There’s been a bit of a commotion recently about the shape of the Earth. Some found it funny, but I found it inspirational.
We live in pretty exciting times. We can work out for ourselves exactly what shape the Earth is. We don’t need to rely on scientists: we can be scientists.
To understand the basic principle we can use, let’s consider a situation that’s a bit less planet sized. Suppose you are in a city and you see something interesting. Maybe a car. A unique, one of a kind car: Chitty Chiity Bang Bang.
You obviously phone your best friend to share the excitement. How could you not? He tells you that he can also see Chitty Chiity Bang Bang. So now, thanks to the miracle of telecommunications, you suddenly know something about the position of your friend. You know he must be quite close, because you can both see the same car.
You tell him that Chitty Chiity Bang Bang is about 100 metres away from you. He says that it’s about 50 metres from him. So know you know that he can be no further than 150 metres away. But in what direction?
You tell him that you are standing directly in from of the car. If he says that he is behind, you know that he’s 150 metres right in front of you. If he says that he is to the side of the car, with it pointing towards his right, you know that he is over to your left. With a bit of pythagorus you can work out the distance. With some trigonometry you can work out what angle.
So just because you can talk to each other, and because you can see the same object, each can work out exacty where the other one is. That’s something we’d probably think of as quite obvious. But it’s nevertheless pretty awesome.
What’s this got to do with the shape of the Earth? Well, we can apply the exact same principle. First we need a bunch of friends all over the world. Then we need some object that we can all see. Fortunately, we have a couple to choose from: the Sun and the Moon. The stars could come in handy to.

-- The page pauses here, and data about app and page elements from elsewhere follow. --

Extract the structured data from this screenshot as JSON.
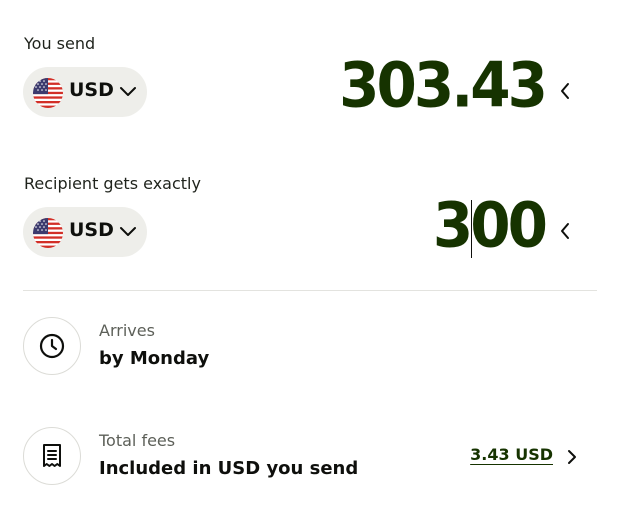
{
  "send": {
    "label": "You send",
    "currency": "USD",
    "currency_flag_icon": "us-flag-icon",
    "amount": "303.43"
  },
  "receive": {
    "label": "Recipient gets exactly",
    "currency": "USD",
    "currency_flag_icon": "us-flag-icon",
    "amount": "300"
  },
  "arrival": {
    "icon": "clock-icon",
    "label": "Arrives",
    "value": "by Monday"
  },
  "fees": {
    "icon": "receipt-icon",
    "label": "Total fees",
    "value": "Included in USD you send",
    "amount_link": "3.43 USD"
  },
  "colors": {
    "amount": "#163300",
    "pill_background": "#eeeeea",
    "divider": "#e3e3df"
  }
}
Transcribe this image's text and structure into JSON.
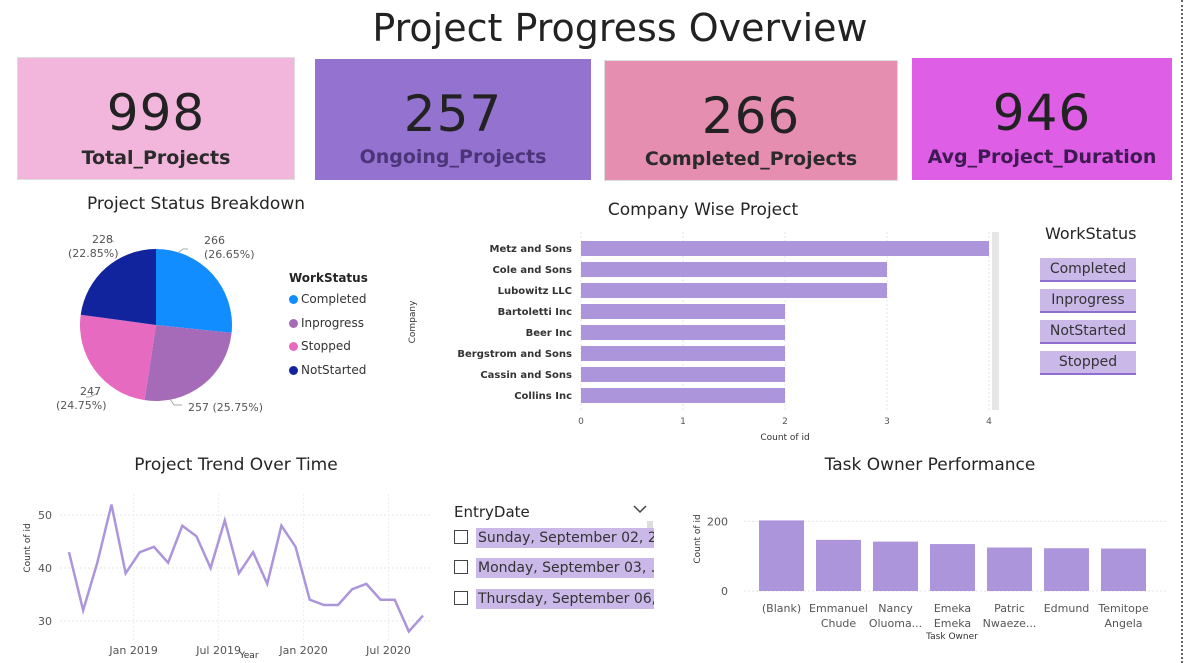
{
  "page_title": "Project Progress Overview",
  "cards": [
    {
      "value": "998",
      "label": "Total_Projects",
      "color": "#f2b6dc"
    },
    {
      "value": "257",
      "label": "Ongoing_Projects",
      "color": "#9373cf"
    },
    {
      "value": "266",
      "label": "Completed_Projects",
      "color": "#e68eb0"
    },
    {
      "value": "946",
      "label": "Avg_Project_Duration",
      "color": "#de5ee6"
    }
  ],
  "status_pie": {
    "title": "Project Status Breakdown",
    "legend_title": "WorkStatus",
    "legend": [
      {
        "name": "Completed",
        "color": "#118dff"
      },
      {
        "name": "Inprogress",
        "color": "#a66bb8"
      },
      {
        "name": "Stopped",
        "color": "#e66ac0"
      },
      {
        "name": "NotStarted",
        "color": "#12239e"
      }
    ],
    "labels": [
      {
        "line1": "266",
        "line2": "(26.65%)"
      },
      {
        "line1": "257 (25.75%)",
        "line2": ""
      },
      {
        "line1": "247",
        "line2": "(24.75%)"
      },
      {
        "line1": "228",
        "line2": "(22.85%)"
      }
    ]
  },
  "company_chart": {
    "title": "Company Wise Project",
    "xlabel": "Count of id",
    "ylabel": "Company"
  },
  "workstatus_slicer": {
    "title": "WorkStatus",
    "items": [
      "Completed",
      "Inprogress",
      "NotStarted",
      "Stopped"
    ]
  },
  "trend_chart": {
    "title": "Project Trend Over Time",
    "xlabel": "Year",
    "ylabel": "Count of id",
    "x_ticks": [
      "Jan 2019",
      "Jul 2019",
      "Jan 2020",
      "Jul 2020"
    ],
    "y_ticks": [
      "30",
      "40",
      "50"
    ]
  },
  "entry_date_slicer": {
    "title": "EntryDate",
    "items": [
      "Sunday, September 02, 2...",
      "Monday, September 03, ...",
      "Thursday, September 06, ..."
    ]
  },
  "owner_chart": {
    "title": "Task Owner Performance",
    "xlabel": "Task Owner",
    "ylabel": "Count of id",
    "y_ticks": [
      "0",
      "200"
    ]
  },
  "chart_data": [
    {
      "type": "pie",
      "title": "Project Status Breakdown",
      "categories": [
        "Completed",
        "Inprogress",
        "Stopped",
        "NotStarted"
      ],
      "values": [
        266,
        257,
        247,
        228
      ],
      "percentages": [
        26.65,
        25.75,
        24.75,
        22.85
      ],
      "colors": [
        "#118dff",
        "#a66bb8",
        "#e66ac0",
        "#12239e"
      ],
      "legend": "right"
    },
    {
      "type": "bar",
      "orientation": "horizontal",
      "title": "Company Wise Project",
      "xlabel": "Count of id",
      "ylabel": "Company",
      "categories": [
        "Metz and Sons",
        "Cole and Sons",
        "Lubowitz LLC",
        "Bartoletti Inc",
        "Beer Inc",
        "Bergstrom and Sons",
        "Cassin and Sons",
        "Collins Inc"
      ],
      "values": [
        4,
        3,
        3,
        2,
        2,
        2,
        2,
        2
      ],
      "xlim": [
        0,
        4
      ],
      "x_ticks": [
        "0",
        "1",
        "2",
        "3",
        "4"
      ],
      "color": "#ad95dc"
    },
    {
      "type": "line",
      "title": "Project Trend Over Time",
      "xlabel": "Year",
      "ylabel": "Count of id",
      "x": [
        "2018-09",
        "2018-10",
        "2018-11",
        "2018-12",
        "2019-01",
        "2019-02",
        "2019-03",
        "2019-04",
        "2019-05",
        "2019-06",
        "2019-07",
        "2019-08",
        "2019-09",
        "2019-10",
        "2019-11",
        "2019-12",
        "2020-01",
        "2020-02",
        "2020-03",
        "2020-04",
        "2020-05",
        "2020-06",
        "2020-07",
        "2020-08",
        "2020-09",
        "2020-10"
      ],
      "values": [
        43,
        32,
        41,
        52,
        39,
        43,
        44,
        41,
        48,
        46,
        40,
        49,
        39,
        43,
        37,
        48,
        44,
        34,
        33,
        33,
        36,
        37,
        34,
        34,
        28,
        31
      ],
      "ylim": [
        26,
        54
      ],
      "color": "#ad95dc"
    },
    {
      "type": "bar",
      "title": "Task Owner Performance",
      "xlabel": "Task Owner",
      "ylabel": "Count of id",
      "categories": [
        "(Blank)",
        "Emmanuel Chude",
        "Nancy Oluoma...",
        "Emeka Emeka",
        "Patric Nwaeze...",
        "Edmund",
        "Temitope Angela"
      ],
      "values": [
        203,
        147,
        142,
        135,
        125,
        123,
        122
      ],
      "ylim": [
        0,
        230
      ],
      "color": "#ad95dc"
    }
  ]
}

Get on Skype with your mates to make sure you are all looking at the same thing at the same time. Compare notes on where the Sun is. Don't look at it of course. It
won't do your eyes any favours, and it's not easy to get good
measurements like that either. You're better of working out where it is
using shadows. Is it directly overhead for some of you, near the horizon for some and not visible for others? What would that imply about the shape of the Earth? You can do the same thing for the Moon, but you can get a bit fancier. If it’s a half moon, what is the angle between the halfway line and the horizon? How does that change for your friends. You could compare the position of Orion’s belt in the sky and its angle to the horizon too. There’s loads of measurements you could make!
Then you can start thinking about what your reslults mean. You can try to work out what shape the Earth would need to be for you to get these results. If you get a bit of maths out, you could even try to work out how big the Earth is, and how far away the Sun is. All using the same techniques as when you worked out where your friend was using Chitty Chitty Bang Bang.
Once you’ve thought about it long enough. You will finally know what shape the Earth is. Not because someone told you. Not because you looked it up. With your own eyes and your own brain you figured out the shape of the Earth. You won’t need to trust anyone’s word on it. You will know it, more deeply and intimately than pretty much everyone else, because you worked it out for yourself.
Let me know what you find out.
This post is not the usual fare for this blog. I am usually talking about quantum error correction, which is more fun than it sounds. The first blog in the series is here